  • Enhanced resources for hospitals and health care.
  • Child care for essential workers.
  • K-12: Online and in-class learning.
  • Non-essential businesses.
  • Construction, manufacturing, agriculture, silviculture.

Phase Two – Under Enhanced Protocols

  • Small gatherings.
  • Elective surgeries resume.
  • Dentistry, chiropractic, physiotherapy, in-person counselling resume.
  • Provincial parks will open for day-use.
  • More retail businesses to re-open, supported by WorkSafeBC.
  • Expanded in-person schooling for K-12 (voluntary).
  • Legislature resumes.

Phase Three – Under Enhanced Protocols

  • More parks open, camping resumes.
  • Film and TV production.
  • Movie theatres.
  • Personal services like spas and non-medical massage.
  • Hotels and resorts.

Phase Four (Treatment/Vaccine)

Conditional on at least one of: wide vaccination; “community” immunity; broad successful treatments.

  • Large gatherings (rock concerts, conventions).

Guide: How to resolve problems in the workplace

Having good communication in the workplace is one of the best ways to resolve problems, prevent future issues, and to be healthy and happy at work. Unfortunately, it’s not always easy to bring a problem to your manager’s attention, and it can be very difficult to manage work relationships when there is conflict.
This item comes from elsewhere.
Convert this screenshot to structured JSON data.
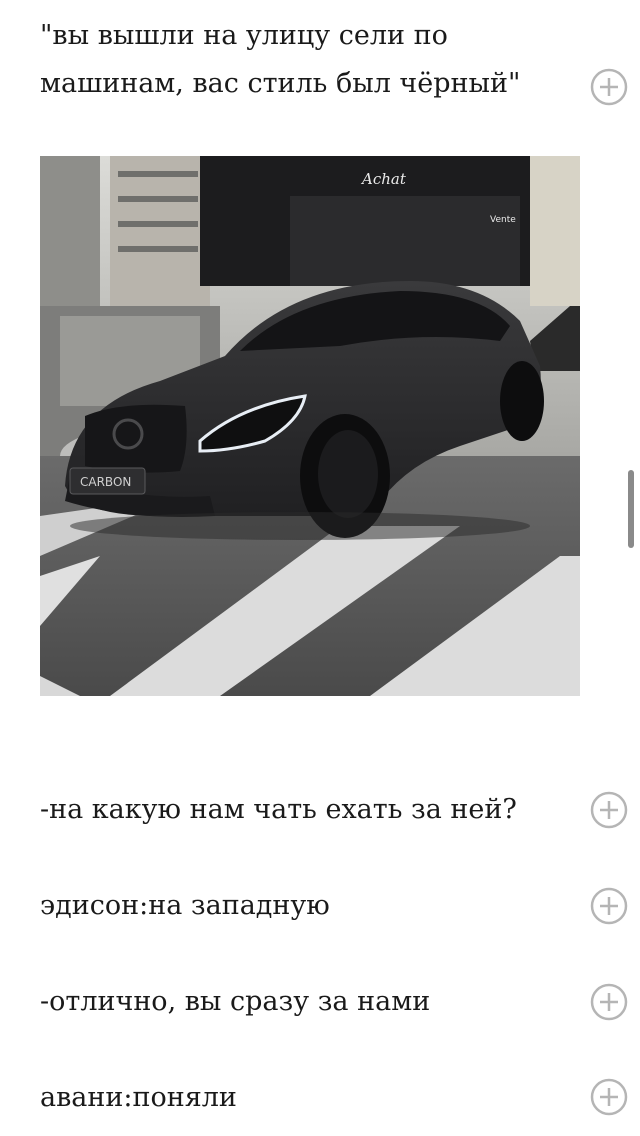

Your union is here to help you when you need an advocate in the workplace. The best place to start is with your steward and/or your union representative. Not sure who these people are? Have a look at your union bulletin board. If you can’t find them there, get in touch with us at reception@ufcw1518.com or 604.526.1518.

It is important to follow the correct procedure when bringing problems up with management. Following the right roadmap will help you to know who to talk to, ensure that you have documentation, and get help when you need it.

The illustration below outlines the process to resolve problems in the workplace. If you have noticed unsafe conditions at work, know that you always have the right to refuse unsafe work. As with resolving problems at work, there is an important procedure for refusing unsafe work, and you can read about that here.

An illustration of how to resolve problems in the workplace